  • When outdoors, face coverings must be worn if social distancing of six feet or more cannot be constantly maintained. If you are closer than six feet to someone, even for a few seconds, you must wear a face covering.
  • Recommended options for dining include eating alone in an office, in your car, or in a meeting room. If you dine indoors, you can take your mask off when eating/drinking, but you must maintain a minimum six-foot distance from others at all times.
  • When a job hazard assessment determines that the use of face coverings would interfere with required PPE or increase the risks of the task, face coverings are not required as long as the risk of COVID is included in the assessment.
  • Individuals who have a medical or religious reason for not wearing face coverings may seek exemption from these requirements. Exemptions to the face covering policy will be considered in accordance with existing Equal Employment Opportunity Commission guidance. Please speak with your supervisor.

Face Covering Construction and Proper Fit

  • Face coverings must be made of breathable, tightly woven fabric (such as cotton) (i.e., fabrics that do not let light pass through when held up to a light source), must be two or three layers, and may have inner filter pockets.
  • They must completely cover both your mouth and nose and fit snugly against the sides of your face and under your chin.
  • They may not have an exhalation valve or vent as part of their construction.
  • Gaiters still can be worn but must also meet the double-layer guidance.
  • Bandanas still can be worn but must meet the double-layer guidance and be worn close to the face and under the chin (not “cowboy style”).
  • KN-95 and KF-94 masks with sealing surfaces that are not ridged are acceptable for use as face coverings.

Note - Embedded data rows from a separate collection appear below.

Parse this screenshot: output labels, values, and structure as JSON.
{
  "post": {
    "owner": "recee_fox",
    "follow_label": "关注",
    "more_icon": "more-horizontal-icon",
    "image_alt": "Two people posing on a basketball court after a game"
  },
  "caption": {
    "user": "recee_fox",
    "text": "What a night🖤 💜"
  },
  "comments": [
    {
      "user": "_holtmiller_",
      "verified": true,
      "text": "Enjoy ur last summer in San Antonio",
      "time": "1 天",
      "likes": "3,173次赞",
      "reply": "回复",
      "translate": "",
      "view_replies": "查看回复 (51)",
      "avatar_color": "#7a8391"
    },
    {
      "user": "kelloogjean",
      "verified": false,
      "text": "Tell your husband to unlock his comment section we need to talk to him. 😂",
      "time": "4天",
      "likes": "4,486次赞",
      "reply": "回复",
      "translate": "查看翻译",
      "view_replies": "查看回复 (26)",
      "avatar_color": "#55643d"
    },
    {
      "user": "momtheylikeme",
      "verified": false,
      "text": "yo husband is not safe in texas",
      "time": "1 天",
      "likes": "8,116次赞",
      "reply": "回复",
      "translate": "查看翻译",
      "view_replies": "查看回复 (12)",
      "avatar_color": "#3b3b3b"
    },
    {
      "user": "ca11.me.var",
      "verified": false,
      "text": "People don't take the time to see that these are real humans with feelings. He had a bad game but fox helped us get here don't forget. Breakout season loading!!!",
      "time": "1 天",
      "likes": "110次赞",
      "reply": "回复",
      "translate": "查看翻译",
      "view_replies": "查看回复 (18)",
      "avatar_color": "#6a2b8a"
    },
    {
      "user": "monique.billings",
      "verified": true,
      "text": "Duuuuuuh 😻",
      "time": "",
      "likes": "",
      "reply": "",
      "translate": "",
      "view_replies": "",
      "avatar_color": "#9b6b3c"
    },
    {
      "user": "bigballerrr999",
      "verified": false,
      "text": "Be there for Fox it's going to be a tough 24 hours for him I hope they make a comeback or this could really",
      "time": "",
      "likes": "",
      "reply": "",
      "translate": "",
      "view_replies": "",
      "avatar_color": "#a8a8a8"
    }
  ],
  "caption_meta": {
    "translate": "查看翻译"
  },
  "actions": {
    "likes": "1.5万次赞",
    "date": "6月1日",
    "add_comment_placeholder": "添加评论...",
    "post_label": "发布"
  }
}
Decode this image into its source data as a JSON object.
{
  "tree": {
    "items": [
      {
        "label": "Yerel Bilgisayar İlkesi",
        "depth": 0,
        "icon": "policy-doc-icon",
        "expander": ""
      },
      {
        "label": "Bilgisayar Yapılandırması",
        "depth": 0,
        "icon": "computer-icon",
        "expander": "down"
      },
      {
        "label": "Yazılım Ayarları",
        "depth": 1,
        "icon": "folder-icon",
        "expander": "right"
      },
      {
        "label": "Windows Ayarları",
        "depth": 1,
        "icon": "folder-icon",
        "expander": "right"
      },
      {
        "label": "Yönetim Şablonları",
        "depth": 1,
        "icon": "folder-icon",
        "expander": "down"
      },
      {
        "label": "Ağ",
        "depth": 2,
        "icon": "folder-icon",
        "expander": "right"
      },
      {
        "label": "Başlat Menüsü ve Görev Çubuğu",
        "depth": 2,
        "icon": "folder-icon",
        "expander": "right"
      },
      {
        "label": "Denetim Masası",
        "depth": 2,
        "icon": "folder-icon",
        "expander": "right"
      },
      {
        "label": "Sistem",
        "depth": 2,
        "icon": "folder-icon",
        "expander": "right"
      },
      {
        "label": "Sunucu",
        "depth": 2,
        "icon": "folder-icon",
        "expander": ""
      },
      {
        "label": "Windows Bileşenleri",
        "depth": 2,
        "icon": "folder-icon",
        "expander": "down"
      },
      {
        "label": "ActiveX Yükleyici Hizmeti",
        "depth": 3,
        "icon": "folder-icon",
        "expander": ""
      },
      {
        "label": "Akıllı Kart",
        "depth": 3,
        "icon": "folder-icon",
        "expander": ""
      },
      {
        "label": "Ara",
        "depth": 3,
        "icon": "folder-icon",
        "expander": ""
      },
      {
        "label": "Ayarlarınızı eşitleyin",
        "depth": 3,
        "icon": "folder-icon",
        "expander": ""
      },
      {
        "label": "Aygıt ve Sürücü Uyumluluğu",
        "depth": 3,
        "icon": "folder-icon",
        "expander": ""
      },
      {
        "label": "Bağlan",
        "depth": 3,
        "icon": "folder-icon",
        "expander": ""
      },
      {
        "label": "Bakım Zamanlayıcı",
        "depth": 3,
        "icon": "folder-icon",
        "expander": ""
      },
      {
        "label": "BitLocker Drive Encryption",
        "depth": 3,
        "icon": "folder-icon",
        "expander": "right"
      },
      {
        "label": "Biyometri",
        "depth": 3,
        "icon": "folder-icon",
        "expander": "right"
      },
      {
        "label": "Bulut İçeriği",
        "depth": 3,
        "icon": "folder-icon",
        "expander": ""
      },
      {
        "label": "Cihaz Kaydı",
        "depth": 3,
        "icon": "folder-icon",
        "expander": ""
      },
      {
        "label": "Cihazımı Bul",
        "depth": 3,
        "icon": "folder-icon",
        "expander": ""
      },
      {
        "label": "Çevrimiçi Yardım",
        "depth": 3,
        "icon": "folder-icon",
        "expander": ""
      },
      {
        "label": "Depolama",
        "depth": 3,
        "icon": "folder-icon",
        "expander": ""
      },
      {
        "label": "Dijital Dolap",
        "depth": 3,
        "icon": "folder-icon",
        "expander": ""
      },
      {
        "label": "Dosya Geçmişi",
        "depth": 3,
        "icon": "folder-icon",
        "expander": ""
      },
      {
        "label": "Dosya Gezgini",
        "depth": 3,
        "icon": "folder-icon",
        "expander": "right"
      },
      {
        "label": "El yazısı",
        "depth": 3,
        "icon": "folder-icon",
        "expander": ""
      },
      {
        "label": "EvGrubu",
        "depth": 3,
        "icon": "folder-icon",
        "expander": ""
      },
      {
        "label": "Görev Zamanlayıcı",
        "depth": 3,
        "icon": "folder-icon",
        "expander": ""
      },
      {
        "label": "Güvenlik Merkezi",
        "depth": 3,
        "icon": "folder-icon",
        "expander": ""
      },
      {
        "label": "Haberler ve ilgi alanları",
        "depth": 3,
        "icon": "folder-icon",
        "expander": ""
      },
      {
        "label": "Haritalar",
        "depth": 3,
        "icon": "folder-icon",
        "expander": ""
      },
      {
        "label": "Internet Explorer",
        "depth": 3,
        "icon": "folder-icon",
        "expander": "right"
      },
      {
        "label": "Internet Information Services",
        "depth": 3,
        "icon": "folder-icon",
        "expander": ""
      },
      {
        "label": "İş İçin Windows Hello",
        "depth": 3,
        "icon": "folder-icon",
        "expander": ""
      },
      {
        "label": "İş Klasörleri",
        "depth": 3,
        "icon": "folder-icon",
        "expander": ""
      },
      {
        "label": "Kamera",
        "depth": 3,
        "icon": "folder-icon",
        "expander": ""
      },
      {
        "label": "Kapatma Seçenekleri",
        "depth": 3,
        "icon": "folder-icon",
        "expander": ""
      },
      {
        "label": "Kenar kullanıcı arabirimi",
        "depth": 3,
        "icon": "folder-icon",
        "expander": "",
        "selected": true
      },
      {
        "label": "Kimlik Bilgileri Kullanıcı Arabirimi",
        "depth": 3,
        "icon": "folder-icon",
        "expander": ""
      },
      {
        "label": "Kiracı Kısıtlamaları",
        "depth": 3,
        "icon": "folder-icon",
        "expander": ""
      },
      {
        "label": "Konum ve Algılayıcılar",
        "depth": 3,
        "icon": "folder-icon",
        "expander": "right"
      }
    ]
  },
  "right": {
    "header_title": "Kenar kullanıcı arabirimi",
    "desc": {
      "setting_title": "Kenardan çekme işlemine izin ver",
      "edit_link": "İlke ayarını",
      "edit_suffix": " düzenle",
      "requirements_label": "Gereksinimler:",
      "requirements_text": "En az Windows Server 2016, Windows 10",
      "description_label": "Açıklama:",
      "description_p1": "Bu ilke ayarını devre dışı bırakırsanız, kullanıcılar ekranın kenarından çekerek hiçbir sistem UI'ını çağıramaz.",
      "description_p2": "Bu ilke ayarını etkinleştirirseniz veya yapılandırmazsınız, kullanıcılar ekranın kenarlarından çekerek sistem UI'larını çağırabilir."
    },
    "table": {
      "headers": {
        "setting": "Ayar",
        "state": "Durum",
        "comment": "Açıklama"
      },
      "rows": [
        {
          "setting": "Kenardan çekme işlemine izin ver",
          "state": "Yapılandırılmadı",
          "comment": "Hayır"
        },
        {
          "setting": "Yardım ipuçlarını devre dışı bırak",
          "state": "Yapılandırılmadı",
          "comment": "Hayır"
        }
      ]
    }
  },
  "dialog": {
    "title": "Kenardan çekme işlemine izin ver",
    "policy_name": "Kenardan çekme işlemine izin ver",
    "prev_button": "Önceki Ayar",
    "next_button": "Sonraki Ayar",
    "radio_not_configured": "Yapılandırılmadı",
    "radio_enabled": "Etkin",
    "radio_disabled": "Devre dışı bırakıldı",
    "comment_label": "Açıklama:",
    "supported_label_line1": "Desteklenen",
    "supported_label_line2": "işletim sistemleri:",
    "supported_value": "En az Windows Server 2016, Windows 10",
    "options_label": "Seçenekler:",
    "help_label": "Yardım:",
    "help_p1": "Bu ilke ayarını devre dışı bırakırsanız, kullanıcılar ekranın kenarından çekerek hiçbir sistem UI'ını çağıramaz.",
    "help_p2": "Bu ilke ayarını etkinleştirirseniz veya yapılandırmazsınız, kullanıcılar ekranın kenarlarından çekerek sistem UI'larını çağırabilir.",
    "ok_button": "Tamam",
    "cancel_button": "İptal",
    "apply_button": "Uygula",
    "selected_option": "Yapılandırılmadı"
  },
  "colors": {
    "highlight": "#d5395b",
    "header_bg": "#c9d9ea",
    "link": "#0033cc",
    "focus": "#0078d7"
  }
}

Improve How Your Mask Protects You

  • Choose a mask with a nose wire.
  • Use a fitter or brace to improve the seal of your face covering.
  • Check that it fits snugly over your nose, mouth, and chin by cupping your hands around the outside edges of the mask and feeling for air flow.
  • Add layers of material.
  • Use a cloth mask that has multiple layers of fabric.
  • Wear a disposable mask underneath a cloth mask – but DO NOT combine two disposable masks.
  • The cloth mask should push the edges of the disposable mask against your face.
  • Knot and tuck ear loops of three-ply disposable masks.
    • Knot the ear loops of a three-ply face mask where they join the edge of the mask.
    • Fold and tuck the unneeded material under the edges.
    • Video instructions.

Respiratory Protection

As a reminder, face coverings are not respirators or PPE. They are also not the kind of masks worn by health care workers (e.g., N-95). OSHA guidance states that for low-exposure risk, such as workers whose jobs do not require contact with people known to have or suspected of having COVID-19, or do not have frequent close contact (i.e., within six feet for a total of 15 minutes or more over a 24-hour period) with the general public or other workers, a multi-layer face covering provides adequate protection.

For employees who must work in medium, high, or very high exposure risk settings where it is not possible to maintain social distancing and the hierarchy of controls (i.e., elimination, substitution, engineering, and administrative) to do not reduce the risk of exposure, respiratory protection may be used. A hazard assessment of the work must be performed as required by the Respiratory Protection Program - Program Description. If a respirator is required for the work, follow the requirements of the Personal Protective Equipment and Respirator Subject Area, including training, medical evaluation, and fit testing. Contact your Environment, Safety & Health Representative (ESHR) to assist with the hazard assessment.

This guidance does not replace the need for PPE in medical, radiological areas, or other settings, as determined by work planning and control.

Please remember to wash or replace your face covering regularly. Guidance on making, wearing, and washing face coverings can be found on the CDC website.

If you have any questions about these requirements, please contact your ESH Representative or the Safety & Health Services Division at Ext. 4056.